“2012 has been unfortunate for the Colombians who are suffering the consequences of these policies and it would be just if, at Christmas, the regime of Juan Manuel Santos and the ruling classes announce an end to the social war imposed by their reforms and laws of misery and hunger,” he said.
Santos’ government, however, has so far rejected any stoppage of military operations until a final peace deal was signed with FARC and even pledged to step up the offensive.
The gesture is a positive sign that the rebels are keen to push talks forward to a successful end, something that was thrown into doubt by long, drawn out speeches by its leadership calling for major changes to Colombia’s political system.
Delegations for the government and the FARC arrived in black luxury cars at Havana’s convention centre where they will meet almost daily until the talks end.
The complex is located in Havana’s plushest neighbourhood, filled with palatial houses that once belonged to the elite, virtually all of whom fled Cuba after the 1959 revolution.

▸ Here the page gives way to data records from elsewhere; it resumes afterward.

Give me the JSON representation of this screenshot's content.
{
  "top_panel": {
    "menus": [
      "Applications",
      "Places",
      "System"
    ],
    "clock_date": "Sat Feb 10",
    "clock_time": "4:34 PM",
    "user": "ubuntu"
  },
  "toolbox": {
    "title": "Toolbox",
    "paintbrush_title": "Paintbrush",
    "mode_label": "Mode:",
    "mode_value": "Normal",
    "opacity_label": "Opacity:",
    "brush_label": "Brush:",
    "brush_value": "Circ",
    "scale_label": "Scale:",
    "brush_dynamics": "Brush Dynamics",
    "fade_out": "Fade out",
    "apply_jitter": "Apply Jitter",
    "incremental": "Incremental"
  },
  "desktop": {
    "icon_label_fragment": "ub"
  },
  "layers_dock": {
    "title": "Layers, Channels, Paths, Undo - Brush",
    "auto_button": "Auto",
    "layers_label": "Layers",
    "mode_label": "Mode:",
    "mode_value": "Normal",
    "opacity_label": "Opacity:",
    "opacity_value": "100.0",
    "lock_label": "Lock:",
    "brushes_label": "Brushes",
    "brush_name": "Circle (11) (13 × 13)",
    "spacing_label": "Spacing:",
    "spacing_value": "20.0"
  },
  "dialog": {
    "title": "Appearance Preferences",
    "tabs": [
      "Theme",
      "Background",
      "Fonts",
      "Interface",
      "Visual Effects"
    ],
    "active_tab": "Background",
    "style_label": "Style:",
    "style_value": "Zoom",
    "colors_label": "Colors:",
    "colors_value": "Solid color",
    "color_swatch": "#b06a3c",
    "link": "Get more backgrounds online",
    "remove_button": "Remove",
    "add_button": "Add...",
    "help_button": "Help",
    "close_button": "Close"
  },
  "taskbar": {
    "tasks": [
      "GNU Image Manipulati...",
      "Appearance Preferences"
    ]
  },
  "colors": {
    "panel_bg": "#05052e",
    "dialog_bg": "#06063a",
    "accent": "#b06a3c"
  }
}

Colombian government negotiators did not speak upon arrival.
The war has dragged on for nearly half a century, taking thousands of lives, displacing millions more and causing damage to infrastructure in Latin America’s longest running anti-government campaign.
Failure of the peace process would mean years more of fighting and further blight on the reputation of a country eager for more foreign investment and regional clout, yet which has been unable to resolve its most serious domestic problem.
The conflict began in 1964 when the FARC emerged as a communist agrarian movement intent on overturning Colombia’s long history of social inequality.
The group has been weakened by a US-backed military offensive which started in 2002 and has reduced its numbers to about 8,000 and forced them into remote mountain and jungle hideouts.
But it still has the strength to launch attacks that Santos wants ended so the country can grow its economy, boosted in recent years by fast-growing oil and mining sectors.
The FARC has sustained itself by cocaine trafficking, kidnapping, ransom and “war taxes” charged within the territories it controls.
Its leaders deny involvement in the drug trade and renounced kidnappings earlier this year, but the US and European Union consider it a terrorist organisation.